As soon as you leave the meeting, write down everything you can remember, especially about the questions asked and your answers. DO NOT WRITE THIS DOCUMENT OR KEEP IT ON YOUR TEMPLE COMPUTER. When emailing TAUP, we strongly recommend that you use a private email address. Temple can take your university computer and read the contents at any time. They can also read any Temple email (i.e., using your temple.edu address). TAUP’s email in not part of the Temple system, and management has no right to read your private, NON-TEMPLE emails. Protect your privacy and stay off the Temple grid.
MEETING WITH MANAGEMENT WITH A TAUP REP PRESENT
Any meeting at which you have a TAUP rep can have career-altering consequences, because it means you might be facing discipline (see Article 12 of the TAUP-TU collective bargaining agreement). Although having a rep with you is critical, there are clear boundaries on what your union rep may and may not do at any meeting with management.
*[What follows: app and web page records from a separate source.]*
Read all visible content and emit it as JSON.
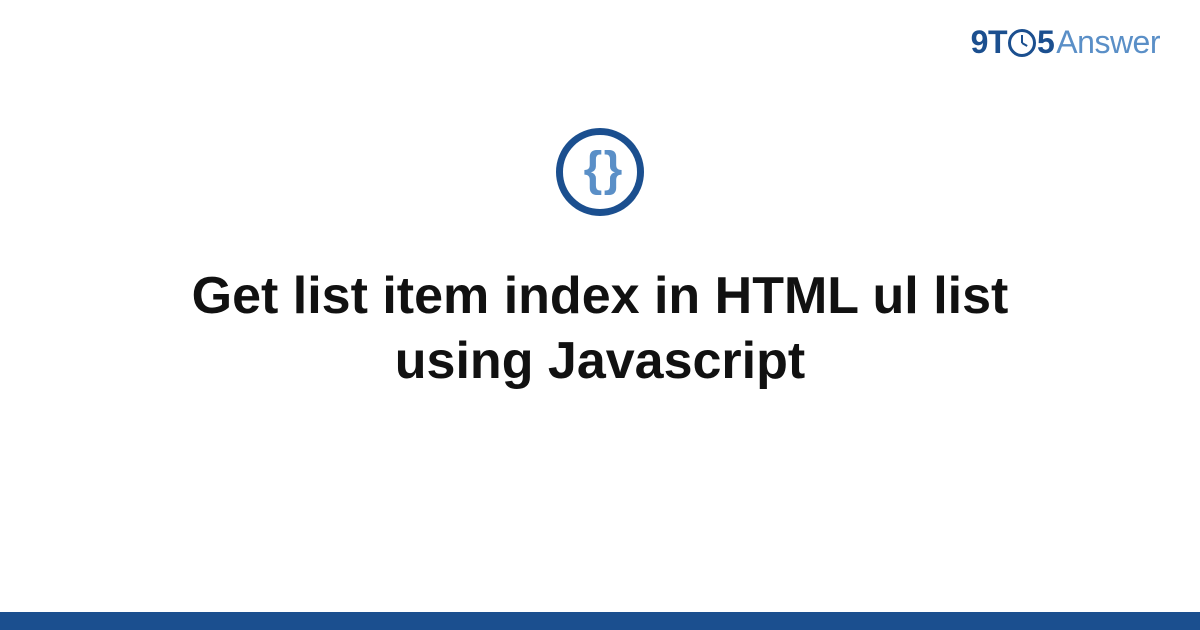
{
  "header": {
    "logo": {
      "prefix": "9T",
      "middle_digit": "5",
      "suffix": "Answer"
    }
  },
  "content": {
    "icon_glyph": "{ }",
    "title": "Get list item index in HTML ul list using Javascript"
  },
  "colors": {
    "brand_dark": "#1b4f8f",
    "brand_light": "#5a8fc7",
    "text": "#111111",
    "background": "#ffffff"
  }
}
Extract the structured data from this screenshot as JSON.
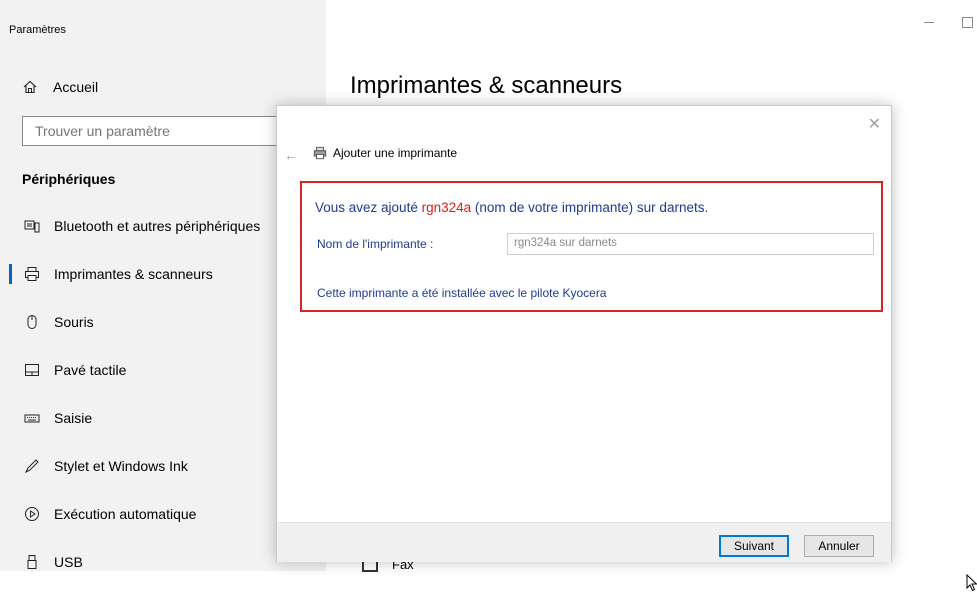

- The TAUP rep’s role is to make sure the contract is followed, and to be a witness who records what happens.
- The TAUP rep is not there to act as an advocate, and is not there to “prove” or negotiate anything.
- The TAUP rep does not have the right to speak unless allowed to do so by management.
- When you do have a TAUP rep at a meeting, you must still answer questions. Management may interpret your answers or silence as they see fit. You do not have Fifth Amendment rights (i.e., to not incriminate yourself) at the workplace.
When meeting with your dean or other administrators, your primary job is to make sure you understand the questions, and to think before you speak. If you start to feel confused, angry, or overwhelmed, the chances are you will not respond to management in the most constructive way.
In such situation, you may ask for a few minutes privacy to consult with your rep so you have time to calm down, collect your thoughts, and see what your rep may recommend. Losing your temper, criticizing or making personal remarks about anyone, or taking impulsive action, will be self-defeating. Listening closely to what management says, carefully considering the question and your answer before you speak, and sticking to the issues Temple has raised will at least keep a bad situation from escalating to something much worse.
You are best served when you know your rights. Moreover, TAUP cannot help you if we do not have the facts. If you think you may need a TAUP rep, call us as soon as possible. If you think management has violated your contractual rights, it is critical that you let the union know as soon as possible. After 20 working days, a grievance is untimely, and virtually impossible to win. We are here to help you, but we need you to do your part.